By knowing how the psychology of sharing works, you can create content that not only resonates with your audience, but you’d also be able to identify gaps that have been preventing your content from being share-worthy.

Sharing content is a form of communication in itself these days. Web content such as videos, GIFs or memes are used to better express thoughts and opinions. Articles are shared to convey complex ideas more efficiently.

When trying to craft viral content, you need to ask yourself, “Is this going to ignite or enhance a conversation?” People also share content as an expression of their identity. If you have demographic information about your social media followers, you can use this to create content that speaks to them and their desire to define themselves to others.

Why didn’t my content go viral?

While the emotional response plays a major role in making content go viral, it also takes a fair amount of planning and strategy. Quality matters, whether it’s making sure your video is shot in HD and has good lighting, or publishing a clean and attractive article with appropriate images. Ultimately, audiences want to see authenticity, but they want it to look good, too.

Timing your content is important, as well. People won’t see your content if they’re asleep or at work. Using social media metrics from past posts, you should be able to see the best times for getting your posts seen by your audience.

Maybe you thought you had the perfect viral content — the quality was amazing, it spoke to you and others, the message was genuine and engaging, and it was scheduled for a time that most people would see it — but it still flopped.

That’s OK. It happens to everyone.
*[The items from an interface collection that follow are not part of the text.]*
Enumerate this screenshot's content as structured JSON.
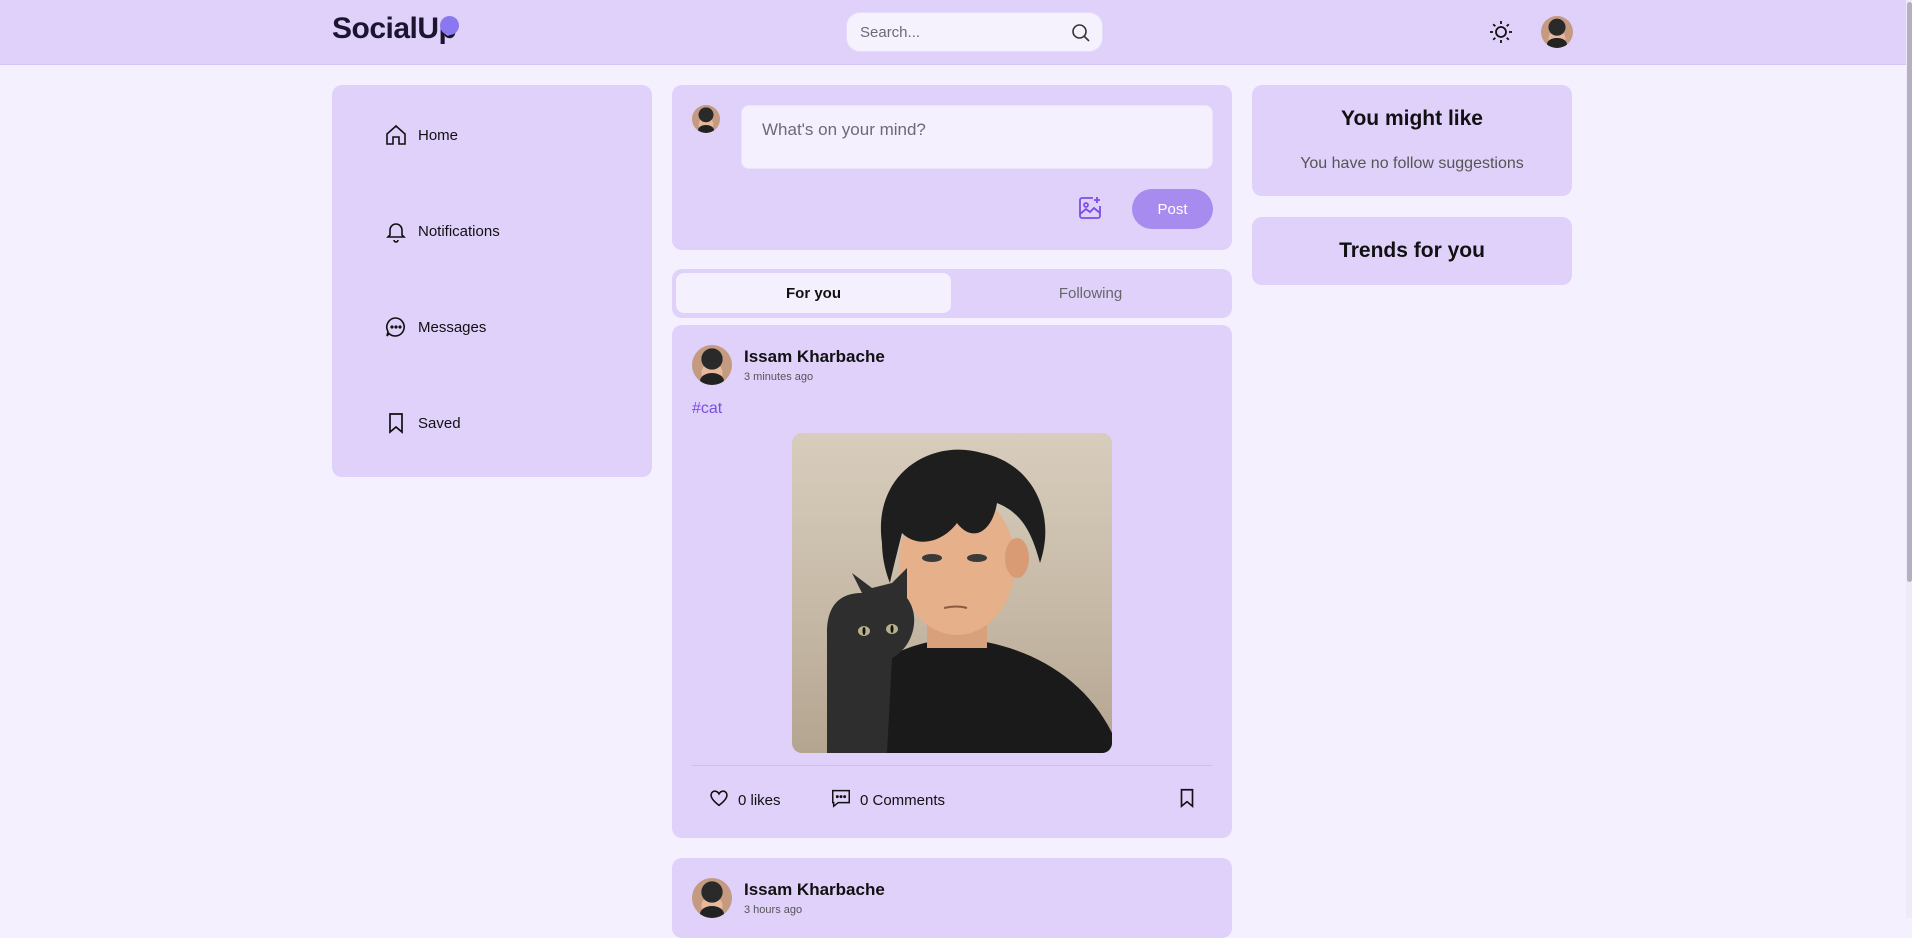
{
  "header": {
    "logo": "SocialUp",
    "search_placeholder": "Search...",
    "icons": {
      "search": "search-icon",
      "theme": "sun-moon-icon",
      "avatar": "avatar"
    }
  },
  "sidebar": {
    "items": [
      {
        "label": "Home",
        "icon": "home-icon"
      },
      {
        "label": "Notifications",
        "icon": "bell-icon"
      },
      {
        "label": "Messages",
        "icon": "chat-icon"
      },
      {
        "label": "Saved",
        "icon": "bookmark-icon"
      }
    ]
  },
  "composer": {
    "placeholder": "What's on your mind?",
    "post_label": "Post",
    "image_icon": "add-image-icon"
  },
  "feed_tabs": [
    {
      "label": "For you",
      "active": true
    },
    {
      "label": "Following",
      "active": false
    }
  ],
  "posts": [
    {
      "author": "Issam Kharbache",
      "time": "3 minutes ago",
      "hashtag": "#cat",
      "likes": "0 likes",
      "comments": "0 Comments"
    },
    {
      "author": "Issam Kharbache",
      "time": "3 hours ago"
    }
  ],
  "right": {
    "suggest_title": "You might like",
    "suggest_empty": "You have no follow suggestions",
    "trends_title": "Trends for you"
  },
  "colors": {
    "header_bg": "#e0d1fb",
    "card_bg": "#e0d1fb",
    "page_bg": "#f4f0fe",
    "accent": "#a78bee",
    "hashtag": "#7c4ee4"
  }
}
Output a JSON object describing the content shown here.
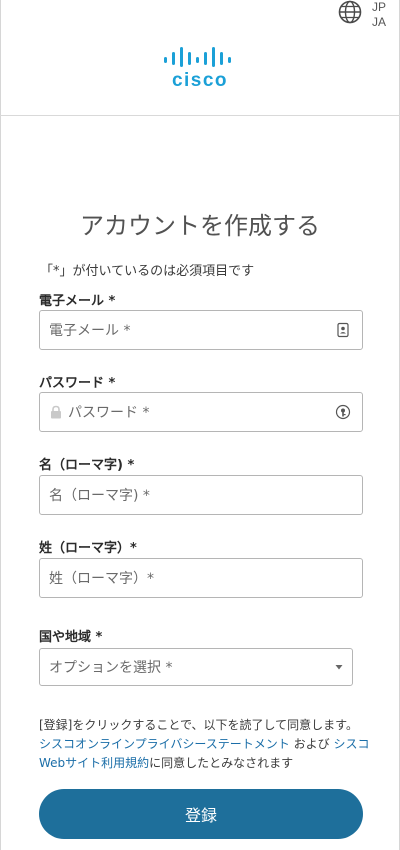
{
  "header": {
    "language_region": "JP",
    "language_code": "JA",
    "logo_text": "cisco",
    "brand_color": "#1ba0d7"
  },
  "form": {
    "title": "アカウントを作成する",
    "required_note": "「*」が付いているのは必須項目です",
    "email": {
      "label": "電子メール *",
      "placeholder": "電子メール *",
      "icon": "contact-card-icon"
    },
    "password": {
      "label": "パスワード *",
      "placeholder": "パスワード *",
      "icon": "password-key-icon"
    },
    "first_name": {
      "label": "名（ローマ字) *",
      "placeholder": "名（ローマ字) *"
    },
    "last_name": {
      "label": "姓（ローマ字）*",
      "placeholder": "姓（ローマ字）*"
    },
    "country": {
      "label": "国や地域 *",
      "selected": "オプションを選択 *"
    },
    "consent": {
      "prefix": "[登録]をクリックすることで、以下を読了して同意します。",
      "privacy_link": "シスコオンラインプライバシーステートメント",
      "middle": " および ",
      "terms_link": "シスコWebサイト利用規約",
      "suffix": "に同意したとみなされます"
    },
    "submit_label": "登録",
    "submit_color": "#1e6f9b"
  }
}
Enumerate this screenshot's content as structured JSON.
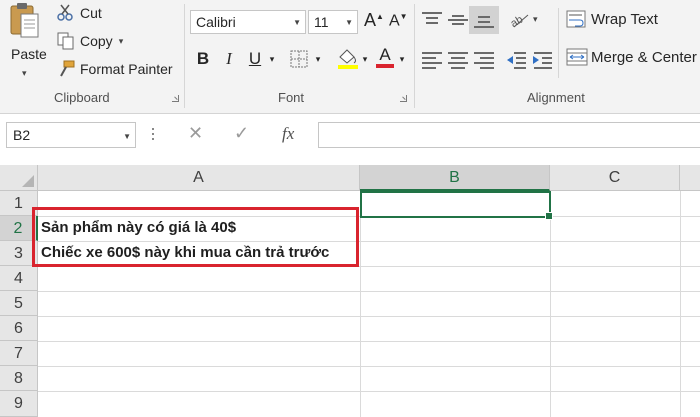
{
  "ribbon": {
    "clipboard": {
      "paste_label": "Paste",
      "cut_label": "Cut",
      "copy_label": "Copy",
      "format_painter_label": "Format Painter",
      "group_label": "Clipboard"
    },
    "font": {
      "font_name": "Calibri",
      "font_size": "11",
      "bold_label": "B",
      "italic_label": "I",
      "underline_label": "U",
      "group_label": "Font",
      "fill_color": "#ffff00",
      "font_color": "#d9242e"
    },
    "alignment": {
      "wrap_text_label": "Wrap Text",
      "merge_center_label": "Merge & Center",
      "group_label": "Alignment"
    }
  },
  "formula_bar": {
    "name_box": "B2",
    "fx_label": "fx",
    "formula_value": ""
  },
  "sheet": {
    "columns": [
      "A",
      "B",
      "C"
    ],
    "selected_column": "B",
    "rows": [
      "1",
      "2",
      "3",
      "4",
      "5",
      "6",
      "7",
      "8",
      "9"
    ],
    "cells": {
      "A2": "Sản phẩm này có giá là 40$",
      "A3": "Chiếc xe 600$ này khi mua cần trả trước"
    },
    "selected_cell": "B2",
    "accent_color": "#217346",
    "annotation_color": "#d9242e"
  }
}
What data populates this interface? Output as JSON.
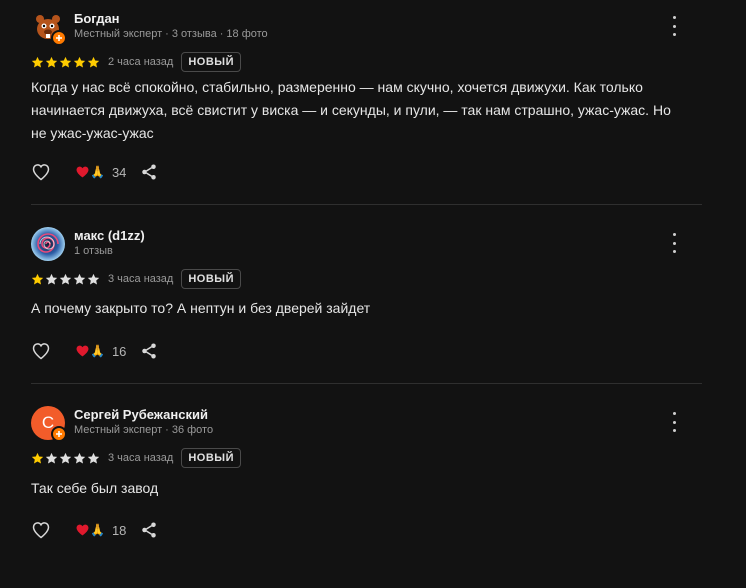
{
  "reviews": [
    {
      "author": "Богдан",
      "meta_role": "Местный эксперт",
      "meta_reviews": "3 отзыва",
      "meta_photos": "18 фото",
      "rating": 5,
      "time": "2 часа назад",
      "badge": "НОВЫЙ",
      "text": "Когда у нас всё спокойно, стабильно, размеренно — нам скучно, хочется движухи. Как только начинается движуха, всё свистит у виска — и секунды, и пули, — так нам страшно, ужас-ужас. Но не ужас-ужас-ужас",
      "reactions_count": "34",
      "avatar_icon": "beaver-avatar-icon"
    },
    {
      "author": "макс (d1zz)",
      "meta_reviews": "1 отзыв",
      "rating": 1,
      "time": "3 часа назад",
      "badge": "НОВЫЙ",
      "text": "А почему закрыто то? А нептун и без дверей зайдет",
      "reactions_count": "16",
      "avatar_icon": "spiral-avatar-icon"
    },
    {
      "author": "Сергей Рубежанский",
      "avatar_letter": "С",
      "meta_role": "Местный эксперт",
      "meta_photos": "36 фото",
      "rating": 1,
      "time": "3 часа назад",
      "badge": "НОВЫЙ",
      "text": "Так себе был завод",
      "reactions_count": "18",
      "avatar_color": "#f25c2a"
    }
  ],
  "colors": {
    "background": "#121212",
    "star_filled": "#ffcc00",
    "star_empty": "#e0e0e0",
    "expert_badge": "#ff7a00",
    "heart": "#e0192d"
  }
}
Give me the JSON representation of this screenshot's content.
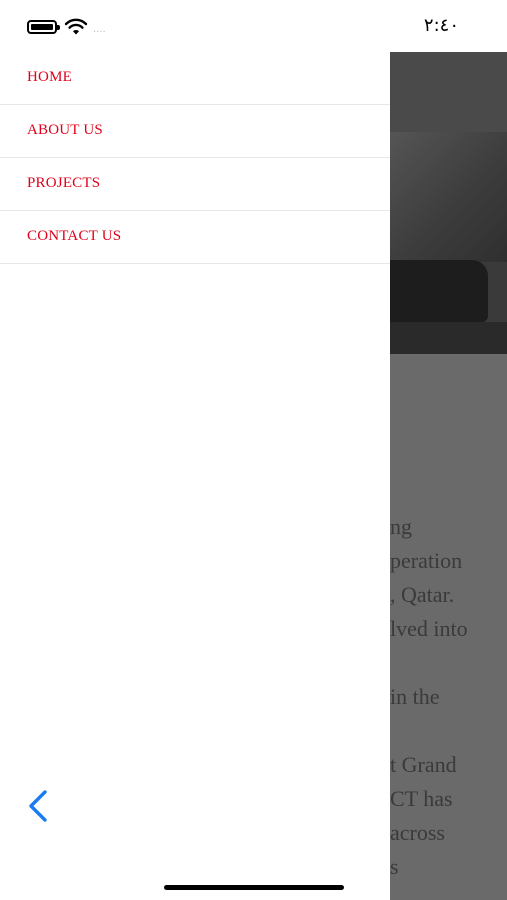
{
  "status_bar": {
    "time": "٢:٤٠",
    "signal_dots": "....",
    "icons": [
      "battery-icon",
      "wifi-icon"
    ]
  },
  "drawer": {
    "menu": [
      {
        "label": "HOME"
      },
      {
        "label": "ABOUT US"
      },
      {
        "label": "PROJECTS"
      },
      {
        "label": "CONTACT US"
      }
    ],
    "back_icon": "chevron-left-icon",
    "accent_color": "#e0001b"
  },
  "background_page": {
    "text_lines": [
      "ng",
      "peration",
      ", Qatar.",
      "lved into",
      "",
      "in the",
      "",
      "t Grand",
      "CT has",
      "across",
      "s"
    ]
  }
}
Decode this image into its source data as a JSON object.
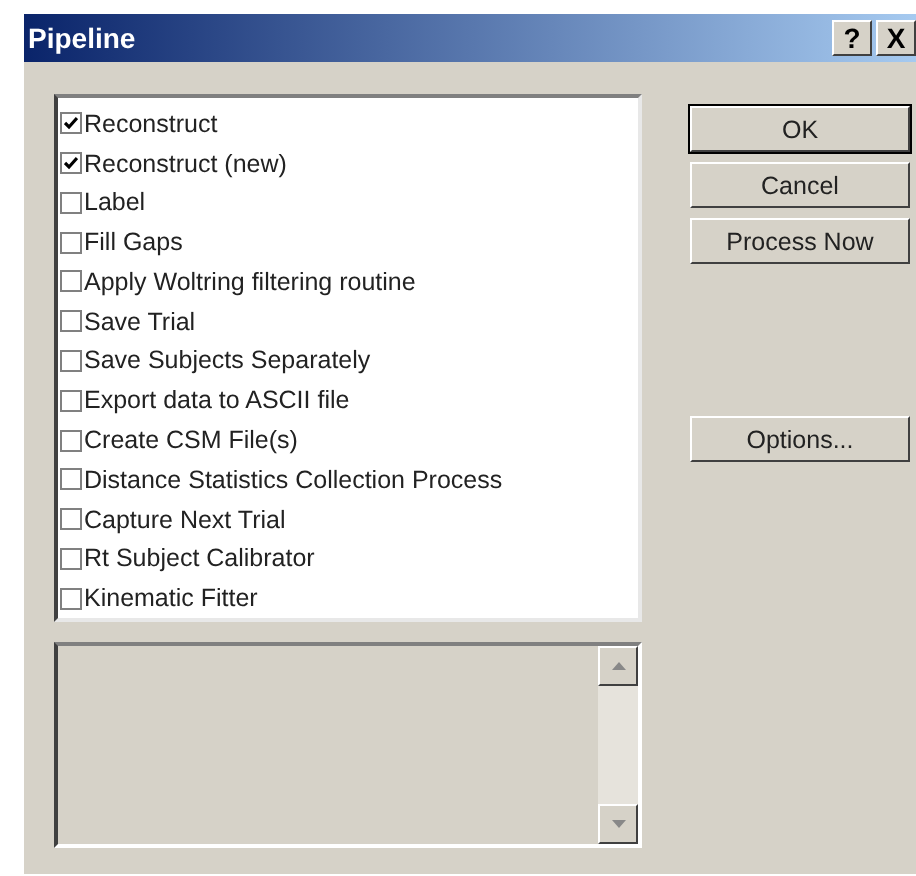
{
  "window": {
    "title": "Pipeline",
    "title_buttons": [
      "?",
      "X"
    ]
  },
  "pipeline_items": [
    {
      "label": "Reconstruct",
      "checked": true
    },
    {
      "label": "Reconstruct (new)",
      "checked": true
    },
    {
      "label": "Label",
      "checked": false
    },
    {
      "label": "Fill Gaps",
      "checked": false
    },
    {
      "label": "Apply Woltring filtering routine",
      "checked": false
    },
    {
      "label": "Save Trial",
      "checked": false
    },
    {
      "label": "Save Subjects Separately",
      "checked": false
    },
    {
      "label": "Export data to ASCII file",
      "checked": false
    },
    {
      "label": "Create CSM File(s)",
      "checked": false
    },
    {
      "label": "Distance Statistics Collection Process",
      "checked": false
    },
    {
      "label": "Capture Next Trial",
      "checked": false
    },
    {
      "label": "Rt Subject Calibrator",
      "checked": false
    },
    {
      "label": "Kinematic Fitter",
      "checked": false
    }
  ],
  "buttons": [
    {
      "label": "OK",
      "kind": "default"
    },
    {
      "label": "Cancel",
      "kind": "normal"
    },
    {
      "label": "Process Now",
      "kind": "normal"
    },
    {
      "label": "Options...",
      "kind": "spaced"
    }
  ]
}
Before you completely scrap your post and try something new, try re-posting that content the following week. If you originally posted on a Friday, try posting it again earlier in the week to help spread exposure. Remember, on top of the many hurdles to creating content that resonates with audiences, you also have the mysterious workings of social network algorithms to contend with. 

Remember: You can’t always manufacture viral content

Sometimes you just can’t plan what’s going to go viral. In 2016, we posted a photo of a longtime employee of a restaurant in Lawrence, Kansas. The post was typical of the type of content we usually work with our clients to create, but this time was different. The employee had been at that location for decades, even preceding the current restaurant and working for the restaurant that was there before. Over the next few days, the community showed an outpouring of love and support for the woman who had unknowingly become a staple of the community. The post received over 30,000 likes, thousands of shares, and hundreds of comments in which customers shared their stories of interactions over the years. The post caught so much attention that it was featured on the local news as well.

Ultimately, while you can’t predict what content will go viral, you can always count on building quality content that resonates with audiences to get you heading in the right direction. 

Need help getting your content to the next level? Contact the marketing team at Dream Local Digital to schedule your free marketing consultation